‘Shanghai Baby’: author of racy novel says she self-censored her latest book – a brief interview with Wei Hui about “Marrying Buddha”
Bibliofemme – their interview with Wei Hui
Novelist Wei Hui talks about book-burning, notoriety and Buddha – in her interview with John Freeman
Meet the Author – watch Wei Hui talk about “Marrying Buddha” in this video
Political Apathy of Chinese young – Wei Hui talks to the BBC’s Carrie Gracie
Afterthoughts on the banning of Shanghai Baby - John Sheng's perspective on the executive process involved
Asia Buzz: Thought Police - Terry McCarthy of Time Asia gives his views on the banning of Shanghai Baby
Writers born in the 1970s stimulate debate - "It is no secret that to know the author is a young and attractive woman helps sell the books," said Li Yunxiu... "As publishers, we must take the market into account."(Not much division from the West then – ed).
Bodies Melting into Words – The People’s Daily discusses “Body Writing” and “Beauty Writers”
Marketing Chinese women writers in the 1990s, or the politics of self-fashioning by Megan Ferry in the Journal of Contemporary China, Volume 12, Number 37 / November 2003
Shanghai Baby: Negotiating Youth Self-Identity in Urban China by Ian Weber in Social Identities Volume 8, Number 2 / June 01, 2002

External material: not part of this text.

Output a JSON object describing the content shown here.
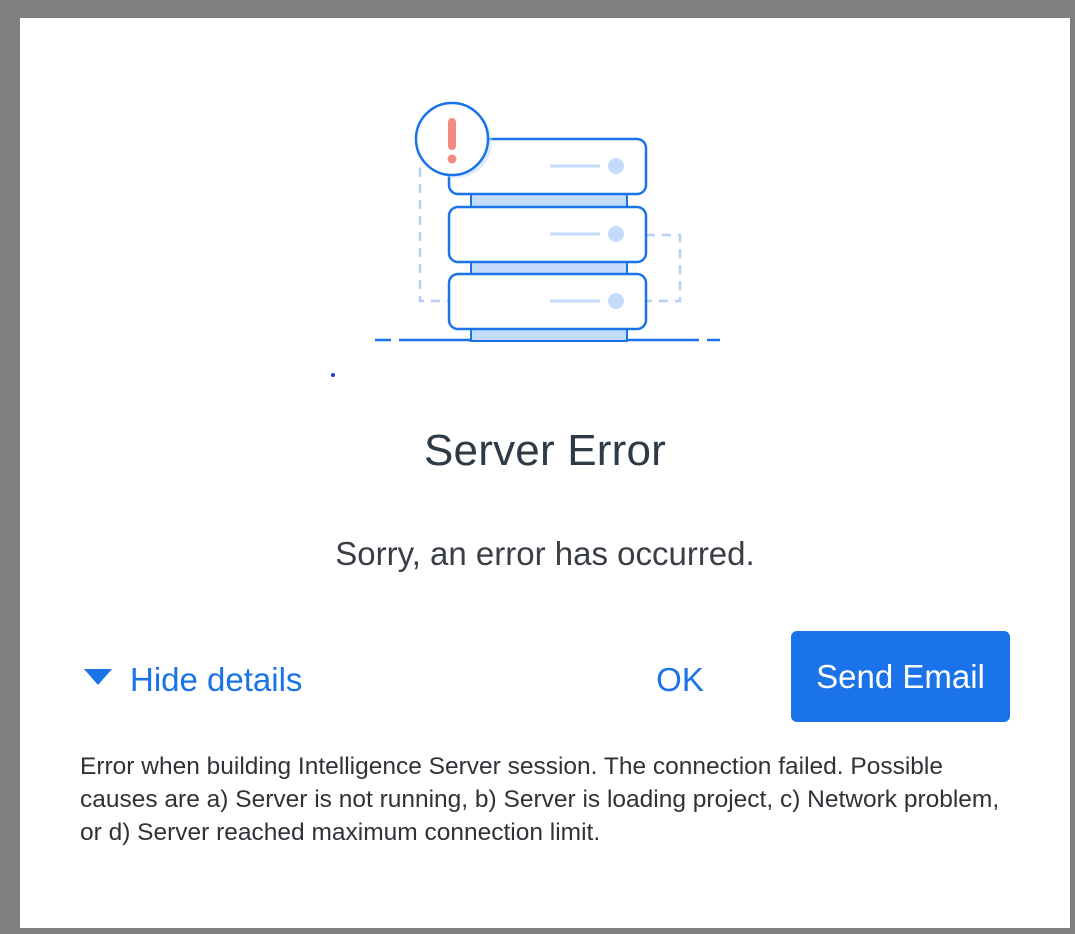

Shanghai Cosmopolitan: Class, Gender and Cultural Citizenship in Weihui’s Shanghai Babe, in the Journal of Contemporary China Volume 12, Number 37 / November 2003